• About a mile from the parking lot, a rope marks the ski-area boundary and a daunting out-of-bounds sign warns backcountry travelers of avalanche potential in these parts. If you're new to snowshoeing and the like, this makes a good turnaround spot. If, however, you're experienced and confident of your abilities, continue on at your own risk, making sure you've first checked conditions with the Northwest Weather and Avalanche Center (206-526-6677 or www.nwac.us).
Check the weather
For weather conditions, check the snow report on the Mount Baker Ski Area's website (www.mtbaker.us) or call the snow phone at 360-671-0211.
Food and lodging
While there are no stand-alone restaurants or accommodations at the Mount Baker Ski Area, the town of Glacier, at Milepost 33 on Highway 542, offers both.
Just beyond the out-of-bounds rope marking the west boundary of the Mount Baker Ski Area, J.J. Rice of Bellingham shovels out a shelflike pit in the side of a snow bank. Just the other side of the rope, skiers and snowboarders zoom down the Blueberry Cat Track run, whooping and hollering while carving graceful S-curves in the snow.
Rice digs for a bit, then stops to study the snow. Digs for a bit, then stops to study. He's trying to get a sense of the snow's stability before he travels any farther beyond the out-of-bounds rope; a recent snowfall dropped about a foot and a half in the past two days. After about 10 minutes of digging, he likes what he sees.
"This looks perfect," Rice says. "It's nice and stable. Now that winter's finally here, we can hit some good runs."
On their backcountry skis, Rice and friends will hike up toward Table Mountain and, depending on visibility and snow conditions, drop down toward Bagley Lakes and eventually pop out near the Mount Baker Ski Area's Heather Meadows Base parking lot. (That's the upper base.) They're among the dozens, sometimes hundreds, of folks you see every day in winter on snowshoes, backcountry skis, split snowboards and the like — heading up in the general direction of Table Mountain for free, earn-your-turns snow fun.
"I must've come up here 50 times in the last two years," says Anacortes' Arlene Cook, taking a break during a snowshoe hike up toward Artist Point and Artist Ridge, about two miles (one-way) from the base parking lot. On clear days, it affords jaw-dropping views of Mount Baker and Mount Shuksan and seemingly every North Cascades ridge and valley.
Says Cook, while soaking in the view: "I used to hate winter, but not anymore."
But this snowy strip of winter nirvana just west of the Mount Baker Ski Area is a launchpad not just for the hard core and/or ambitious backcountry enthusiast. It's definitely an all-ages, all-skill-levels snow-play venue. (Even no skills.) For lower down, nearer to the parking lot, it's a snow playground perfect for building snow forts, or for sledding, snow tubing or just having Dad pull you around in the snow.
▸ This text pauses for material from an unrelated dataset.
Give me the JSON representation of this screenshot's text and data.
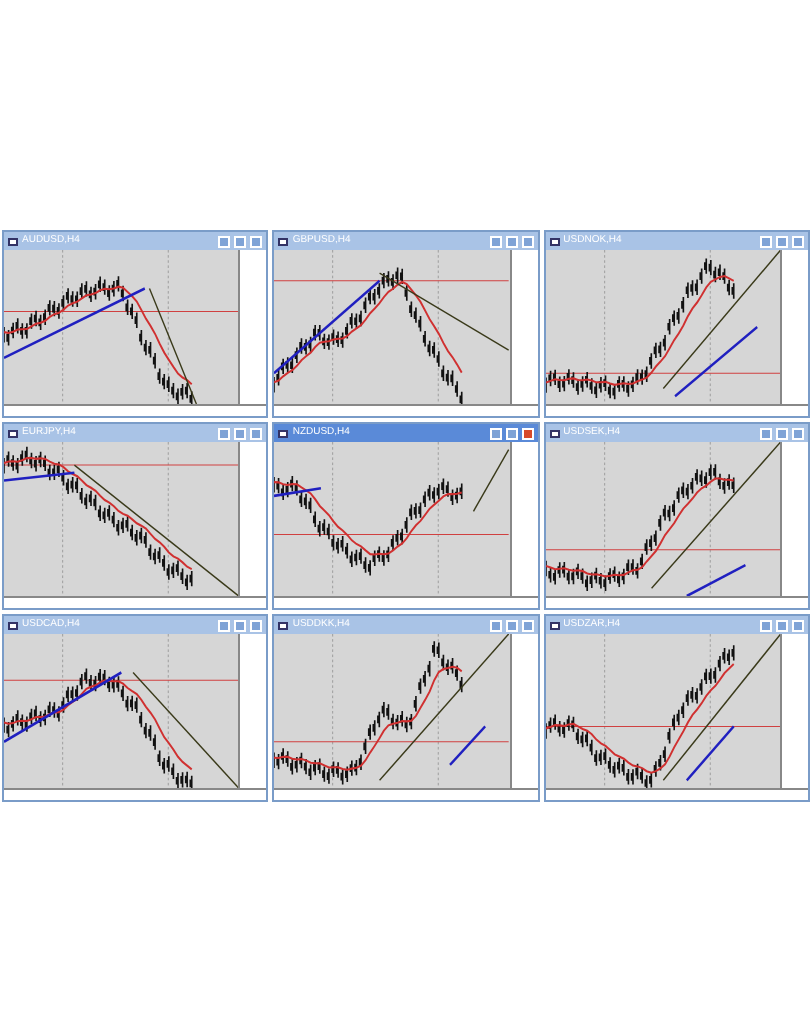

"Ahhh-ohhh-weee (or something like that)!" squeals 2-year-old Indy Philen, of Glacier, Whatcom County, giggling with delight as her dad makes like a sled dog, pulling her up a small snowy incline about 50 yards from the parking lot.
"This is her fourth time in the snow, and I think she's just now starting to figure it out," says proud papa Josh.
Just below the day lodge is an even bigger snow-play spot. Both Picture Lake and Highwood Lake — the ones that show up in the foreground of countless photo calendar shots of Mount Shuksan — fill with snow, their basins becoming giant snowy cereal bowls perfect for snow sliding.
One is likely to see all manner of sliding conveyance here: sleds, toboggans, plastic garbage bags, river kayaks, etc. It's free, it's fun as heck, and on weekends, if your fingers and toes become chilled or you're a bit peckish, the day lodge and food concession are open and within walking distance.
Mike McQuaide is a Bellingham freelance writer and author of "Day Hike! North Cascades" (Sasquatch Books).
He can be reached at email@example.com.
His blog is mcqview.blogspot.com.